──────── RECORDS

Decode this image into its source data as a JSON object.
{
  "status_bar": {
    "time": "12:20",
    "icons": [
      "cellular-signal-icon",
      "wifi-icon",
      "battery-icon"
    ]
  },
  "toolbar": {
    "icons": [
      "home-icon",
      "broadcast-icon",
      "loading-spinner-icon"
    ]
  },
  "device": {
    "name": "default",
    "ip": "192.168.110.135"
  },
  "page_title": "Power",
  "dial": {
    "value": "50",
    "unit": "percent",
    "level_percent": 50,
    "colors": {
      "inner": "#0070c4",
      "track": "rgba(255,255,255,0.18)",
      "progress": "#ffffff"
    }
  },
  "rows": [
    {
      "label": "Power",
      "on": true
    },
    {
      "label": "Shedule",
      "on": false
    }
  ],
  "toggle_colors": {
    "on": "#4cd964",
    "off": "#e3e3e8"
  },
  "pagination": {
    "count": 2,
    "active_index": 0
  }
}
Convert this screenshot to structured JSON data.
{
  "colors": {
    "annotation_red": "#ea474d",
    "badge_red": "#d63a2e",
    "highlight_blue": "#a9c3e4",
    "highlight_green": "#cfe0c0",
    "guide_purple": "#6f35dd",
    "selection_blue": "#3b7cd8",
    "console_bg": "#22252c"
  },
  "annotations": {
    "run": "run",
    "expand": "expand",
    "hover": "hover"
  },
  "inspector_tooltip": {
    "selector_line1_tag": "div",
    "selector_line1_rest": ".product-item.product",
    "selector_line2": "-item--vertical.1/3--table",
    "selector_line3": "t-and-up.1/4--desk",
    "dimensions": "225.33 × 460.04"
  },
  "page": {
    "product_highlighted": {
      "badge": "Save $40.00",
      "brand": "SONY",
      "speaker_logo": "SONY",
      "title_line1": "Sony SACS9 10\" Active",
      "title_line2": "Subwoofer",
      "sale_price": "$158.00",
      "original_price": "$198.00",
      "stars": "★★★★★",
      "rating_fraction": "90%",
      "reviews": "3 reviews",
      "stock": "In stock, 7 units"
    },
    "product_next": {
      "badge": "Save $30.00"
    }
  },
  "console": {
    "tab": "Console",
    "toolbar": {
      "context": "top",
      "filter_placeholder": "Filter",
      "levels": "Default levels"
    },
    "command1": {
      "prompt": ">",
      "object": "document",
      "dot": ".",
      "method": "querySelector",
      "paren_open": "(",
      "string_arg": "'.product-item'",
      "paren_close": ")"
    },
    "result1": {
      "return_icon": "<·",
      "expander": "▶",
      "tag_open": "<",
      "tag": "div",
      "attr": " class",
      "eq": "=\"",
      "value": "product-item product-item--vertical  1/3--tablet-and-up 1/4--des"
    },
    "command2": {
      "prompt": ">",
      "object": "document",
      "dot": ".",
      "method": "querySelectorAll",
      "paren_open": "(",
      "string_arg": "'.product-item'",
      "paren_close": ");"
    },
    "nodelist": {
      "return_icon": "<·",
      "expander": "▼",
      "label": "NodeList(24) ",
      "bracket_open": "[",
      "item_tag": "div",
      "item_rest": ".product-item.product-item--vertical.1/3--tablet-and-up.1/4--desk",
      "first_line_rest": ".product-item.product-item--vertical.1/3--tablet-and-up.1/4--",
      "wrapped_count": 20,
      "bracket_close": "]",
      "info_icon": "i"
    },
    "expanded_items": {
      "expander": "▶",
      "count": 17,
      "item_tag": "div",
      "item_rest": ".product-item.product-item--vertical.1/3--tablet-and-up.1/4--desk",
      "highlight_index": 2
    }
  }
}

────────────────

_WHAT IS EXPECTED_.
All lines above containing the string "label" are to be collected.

_TASK RESPONSE_.
      "label": "Power",
      "label": "Shedule",
      "label": "NodeList(24) ",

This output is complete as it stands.